When Ansh first started his special journey, he was met with doubt and criticism from his environment. In the beginning, he too was unsure of himself as he was in a strange place, leaving his family, culture and social life back home. But when he touched in Kenya on the 1st of February, in the middle of the corona pandemic, his fears quickly disappeared, and he felt welcomed and at home. He had found a second family in Africa, despite the negative stereotypes he had faced before his journey.
One of his biggest lessons is to not judge a book by its cover. He is passionate about making his own experiences and ideas rather than subscribing to the image of Africa that is usually portrayed in the media. Ansh has felt the true essence of the African community first-hand. His whole journey has been facilitated by the support of local communities and their welcoming spirit. This is part of his message: resources and money are not at the core of his mission. Love, empathy and communal support have made his adventure as fantastic as it is. “It’s all about what kind of person you are and how you are accepting and respecting your surroundings and people.”
Ansh is trying to promote sustainable and community-based tourism in Africa. In his experience, even strangers are willing to help out. From sleeping in police stations, national parks and filling stations, he has seen multiple facets of the African continent, and he sees beauty in it all. He urges West African countries to expand and focus on the tourism industry in their countries.

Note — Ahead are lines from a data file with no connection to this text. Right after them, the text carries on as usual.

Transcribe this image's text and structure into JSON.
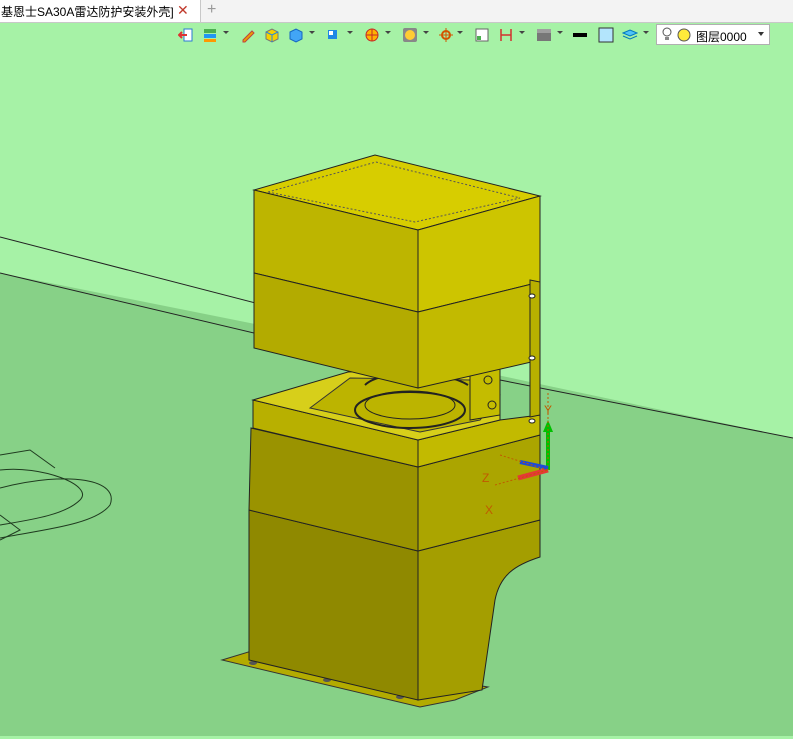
{
  "tab": {
    "title": "基恩士SA30A雷达防护安装外壳]",
    "close_glyph": "✕",
    "new_glyph": "+"
  },
  "toolbar": {
    "layer_label": "图层0000"
  },
  "axes": {
    "x": "X",
    "y": "Y",
    "z": "Z"
  },
  "colors": {
    "background": "#a6f2a6",
    "floor": "#87d187",
    "housing_light": "#d4cc00",
    "housing_mid": "#a8a200",
    "housing_dark": "#8c8800"
  }
}
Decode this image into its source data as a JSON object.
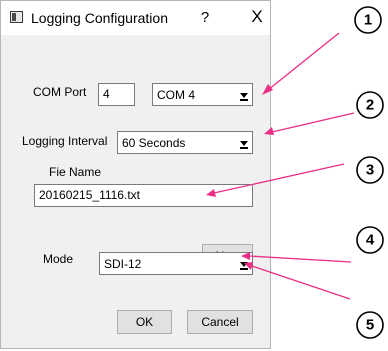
{
  "dialog": {
    "title": "Logging Configuration",
    "help_glyph": "?",
    "close_glyph": "X",
    "icon": "app-window-icon"
  },
  "com_port": {
    "label": "COM Port",
    "number_value": "4",
    "select_value": "COM 4"
  },
  "logging_interval": {
    "label": "Logging Interval",
    "select_value": "60 Seconds"
  },
  "file_name": {
    "label": "Fie Name",
    "value": "20160215_1116.txt"
  },
  "buttons": {
    "new_label": "New",
    "ok_label": "OK",
    "cancel_label": "Cancel"
  },
  "mode": {
    "label": "Mode",
    "select_value": "SDI-12"
  },
  "callouts": [
    "1",
    "2",
    "3",
    "4",
    "5"
  ],
  "colors": {
    "arrow": "#ea2e86",
    "dialog_bg": "#f0f0f0"
  }
}
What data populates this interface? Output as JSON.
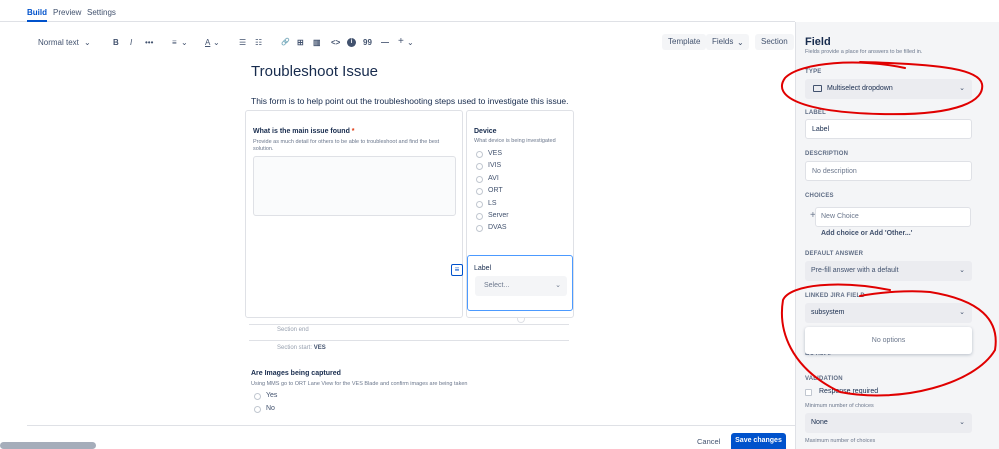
{
  "tabs": [
    {
      "label": "Build",
      "active": true
    },
    {
      "label": "Preview",
      "active": false
    },
    {
      "label": "Settings",
      "active": false
    }
  ],
  "toolbar": {
    "text_style": "Normal text",
    "text_style_chevron": "⌄",
    "bold": "B",
    "italic": "I",
    "more": "•••",
    "align": "≡",
    "align_chevron": "⌄",
    "text_color": "A",
    "color_chevron": "⌄",
    "bullet_list": "☰",
    "numbered_list": "☷",
    "link": "🔗",
    "table": "⊞",
    "layout": "▥",
    "code": "<>",
    "info": "i",
    "quote": "99",
    "divider": "—",
    "insert": "+",
    "insert_chevron": "⌄",
    "template_label": "Template",
    "fields_label": "Fields",
    "fields_chevron": "⌄",
    "section_label": "Section"
  },
  "form": {
    "title": "Troubleshoot Issue",
    "description": "This form is to help point out the troubleshooting steps used to investigate this issue.",
    "q_main_issue": {
      "title": "What is the main issue found",
      "required_mark": "*",
      "description": "Provide as much detail for others to be able to troubleshoot and find the best solution."
    },
    "q_device": {
      "title": "Device",
      "description": "What device is being investigated",
      "options": [
        "VES",
        "IVIS",
        "AVI",
        "ORT",
        "LS",
        "Server",
        "DVAS"
      ]
    },
    "q_label": {
      "title": "Label",
      "select_placeholder": "Select...",
      "chevron": "⌄"
    },
    "drag_handle_glyph": "≡",
    "section_end": "Section end",
    "section_start_prefix": "Section start:",
    "section_start_name": "VES",
    "q_images": {
      "title": "Are Images being captured",
      "description": "Using MMS go to ORT Lane View for the VES Blade and confirm images are being taken",
      "options": [
        "Yes",
        "No"
      ]
    },
    "cancel_label": "Cancel",
    "save_label": "Save changes"
  },
  "panel": {
    "title": "Field",
    "subtitle": "Fields provide a place for answers to be filled in.",
    "type_label": "TYPE",
    "type_value": "Multiselect dropdown",
    "type_chevron": "⌄",
    "label_label": "LABEL",
    "label_value": "Label",
    "description_label": "DESCRIPTION",
    "description_placeholder": "No description",
    "choices_label": "CHOICES",
    "choices_plus": "+",
    "new_choice_placeholder": "New Choice",
    "add_choice_text": "Add choice or Add 'Other...'",
    "default_answer_label": "DEFAULT ANSWER",
    "default_answer_value": "Pre-fill answer with a default",
    "default_chevron": "⌄",
    "linked_field_label": "LINKED JIRA FIELD",
    "linked_field_value": "subsystem",
    "linked_chevron": "⌄",
    "no_options": "No options",
    "hidden_partial": "Do not li",
    "validation_label": "VALIDATION",
    "response_required": "Response required",
    "min_choices_label": "Minimum number of choices",
    "min_choices_value": "None",
    "min_chevron": "⌄",
    "max_choices_label": "Maximum number of choices"
  },
  "colors": {
    "accent": "#0052cc",
    "annotation": "#e00000",
    "panel_bg": "#f4f5f7"
  }
}
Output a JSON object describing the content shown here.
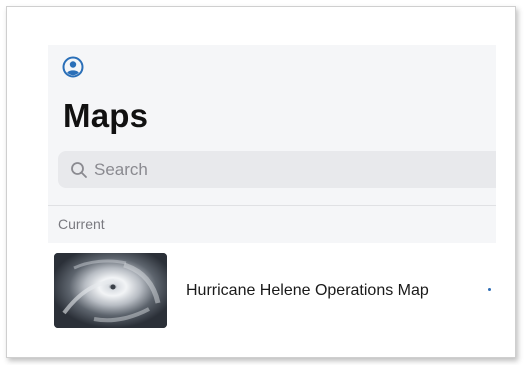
{
  "header": {
    "title": "Maps",
    "profile_icon": "user-circle-icon"
  },
  "search": {
    "placeholder": "Search",
    "icon": "search-icon"
  },
  "section": {
    "label": "Current"
  },
  "maps": [
    {
      "title": "Hurricane Helene Operations Map",
      "thumbnail": "hurricane-satellite-thumbnail"
    }
  ],
  "colors": {
    "accent": "#2a6fb8",
    "panel_background": "#f5f6f8",
    "search_background": "#e8e9ec"
  }
}
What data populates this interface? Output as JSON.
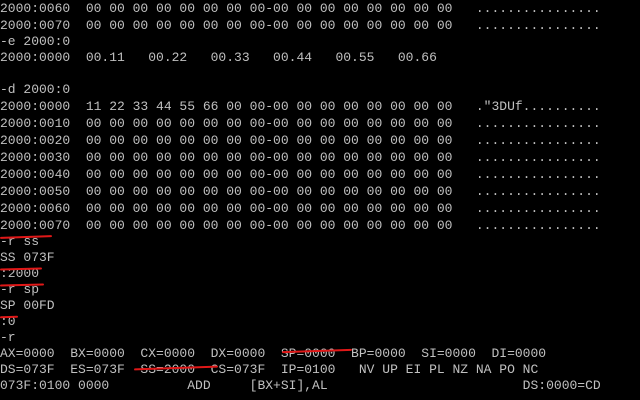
{
  "terminal": {
    "lines": [
      "2000:0060  00 00 00 00 00 00 00 00-00 00 00 00 00 00 00 00   ................",
      "2000:0070  00 00 00 00 00 00 00 00-00 00 00 00 00 00 00 00   ................",
      "-e 2000:0",
      "2000:0000  00.11   00.22   00.33   00.44   00.55   00.66",
      "",
      "-d 2000:0",
      "2000:0000  11 22 33 44 55 66 00 00-00 00 00 00 00 00 00 00   .\"3DUf..........",
      "2000:0010  00 00 00 00 00 00 00 00-00 00 00 00 00 00 00 00   ................",
      "2000:0020  00 00 00 00 00 00 00 00-00 00 00 00 00 00 00 00   ................",
      "2000:0030  00 00 00 00 00 00 00 00-00 00 00 00 00 00 00 00   ................",
      "2000:0040  00 00 00 00 00 00 00 00-00 00 00 00 00 00 00 00   ................",
      "2000:0050  00 00 00 00 00 00 00 00-00 00 00 00 00 00 00 00   ................",
      "2000:0060  00 00 00 00 00 00 00 00-00 00 00 00 00 00 00 00   ................",
      "2000:0070  00 00 00 00 00 00 00 00-00 00 00 00 00 00 00 00   ................",
      "-r ss",
      "SS 073F",
      ":2000",
      "-r sp",
      "SP 00FD",
      ":0",
      "-r",
      "AX=0000  BX=0000  CX=0000  DX=0000  SP=0000  BP=0000  SI=0000  DI=0000",
      "DS=073F  ES=073F  SS=2000  CS=073F  IP=0100   NV UP EI PL NZ NA PO NC",
      "073F:0100 0000          ADD     [BX+SI],AL                         DS:0000=CD",
      "-",
      "↑"
    ]
  }
}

Along with struggles due to limited infrastructure, one of his biggest challenges was his diet. As a vegetarian, getting a suitable hot meal is sometimes difficult, especially on a small budget. But the abundance of fresh fruits and veggies allowed him to keep going, even after 48 hours without food. As an Indian passport holder, getting across borders is also an expensive task sometimes. At the height of the Covid pandemic, Ansh did over 100 corona tests to be able to continue his adventure.
After the Gambia, which he describes as a tourism-friendly country, Ansh continues to Senegal, Mali and Mauritania and then towards the Northern African countries before rounding back to South Africa and eventually returning home to India via Mauritius and Sri Lanka. Needless to say, Ansh Hishram is a true adventurer, and his experiences will be sure to shape him for the rest of his life.
We at MyGambia wish you good luck and safe travels as you continue this amazing odyssey. Check out his interview below.